The worst thing about it is that The Hangover: Part II did have its moments and definitely could have been just as good as the first movie.  This film showed just how crazy and effed-up the three main characters are, and I appreciated the undertones that maybe these two incidents weren’t just crazy booze and drug filled nights, but actually the manifestation of their inner demons.  At the end, when Stu said that maybe the best thing that could happen would be for him to stay in Bangkok, open up a dentistry, and to give in to his love of hookers, I thought that that would’ve been the perfect ending for this film.   This movie tried to up the stakes and I can’t think of anything bigger than the night actually having a major impact on one of their lives.  He wouldn’t of got married, but no one sees these movies for the love story.  In the first movie I actually got the feeling that Doug truly wanted to marry his wife, but in this one Stu’s impending nuptials seemed completely forced.  Although that will happen when you focus more on his relationship with her dad and have him get railed by a tranny prostitute.  In the end, I was happy that he could realize that maybe these inner demons might be who he truly was and it would’ve given the movie some serious emotional weight had he stayed and abandoned the wedding.  However, that would never have happened because it wouldn’t have been the Hollywood ending everyone expected.  So instead we were treated to a stale sequel that kept me laughing throughout, but also constantly disappointed.

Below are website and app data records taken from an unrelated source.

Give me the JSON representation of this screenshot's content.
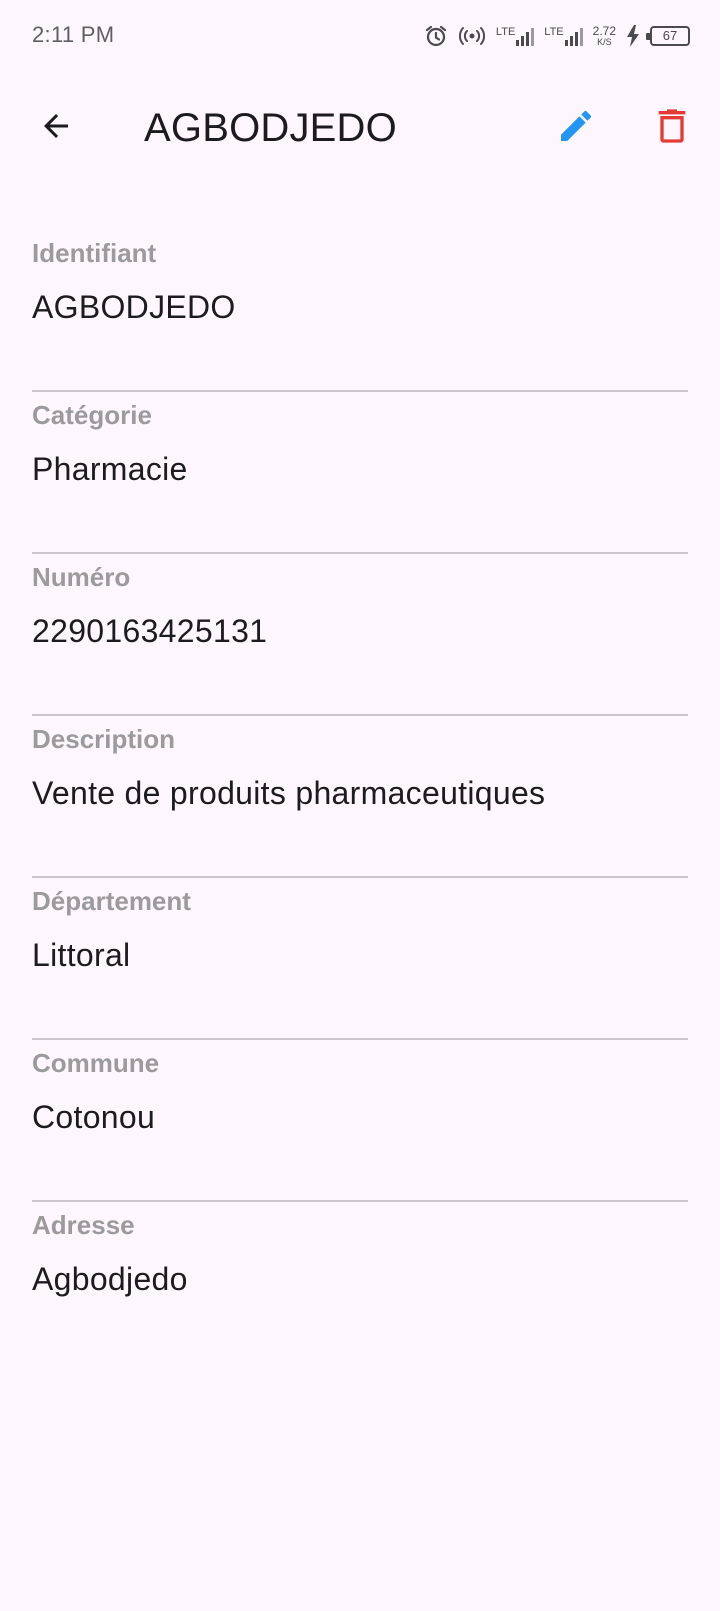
{
  "status_bar": {
    "time": "2:11 PM",
    "network_1": "LTE",
    "network_2": "LTE",
    "speed_value": "2.72",
    "speed_unit": "K/S",
    "battery_level": "67"
  },
  "app_bar": {
    "title": "AGBODJEDO",
    "icons": {
      "back": "arrow-back-icon",
      "edit": "pencil-icon",
      "delete": "trash-icon"
    },
    "colors": {
      "edit": "#2196f3",
      "delete": "#e53935"
    }
  },
  "fields": [
    {
      "label": "Identifiant",
      "value": "AGBODJEDO"
    },
    {
      "label": "Catégorie",
      "value": "Pharmacie"
    },
    {
      "label": "Numéro",
      "value": "2290163425131"
    },
    {
      "label": "Description",
      "value": "Vente de produits pharmaceutiques"
    },
    {
      "label": "Département",
      "value": "Littoral"
    },
    {
      "label": "Commune",
      "value": "Cotonou"
    },
    {
      "label": "Adresse",
      "value": "Agbodjedo"
    }
  ]
}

On a completely unrelated note, why the hell didn’t they use Doug more.  I understand why he was gone in the first movie, but they really wasted having Justin Bartha in the film by leaving him at home.  His presence would have been a nice shake-up to the dynamic of the “wolfpack” and his character has a calming presence that would have been hilarious opposite Ed Helms.  The same goes with Paul Giamatti.  Why bring in an excellent character actor and give him maybe five minutes of screen time.

However, one part of the movie I did actually like was the use of the monkey.  When I saw in the trailer that they were throwing in a monkey, I expected the worst, but he was actually one of the highlights of the film.  The monkey brought out the best in Alan (Zach Galifianakis’ character), and their weird relationship seemed far more real than anything else in the film.  The scene outside the veterinary hospital where they said goodbye was quite touching.  The monkey never dragged down the pace of the film and definitely made it funnier.  So I at least have to give the film credit for producing perhaps the least annoying animal sidekick of all time.

Still, if I were you I’d save your ten dollars and wait until The Hangover: Part II comes out on DVD.  The only things you would be missing are some beautiful helicopter shots of Thailand, and some funny jokes.  I hope if they make another sequel they really do shake things up a lot.  I for one love the idea of them breaking Alan out of a mental hospital.  It would be a creative breath of fresh air for a series that has grown stale.  Frankly, this franchise needs it if it wants to have any sort of positive legacy.

 

Score: 5/10

 

Up Next: The long forgotten 2001 Shakespearean teen comedy Get Over It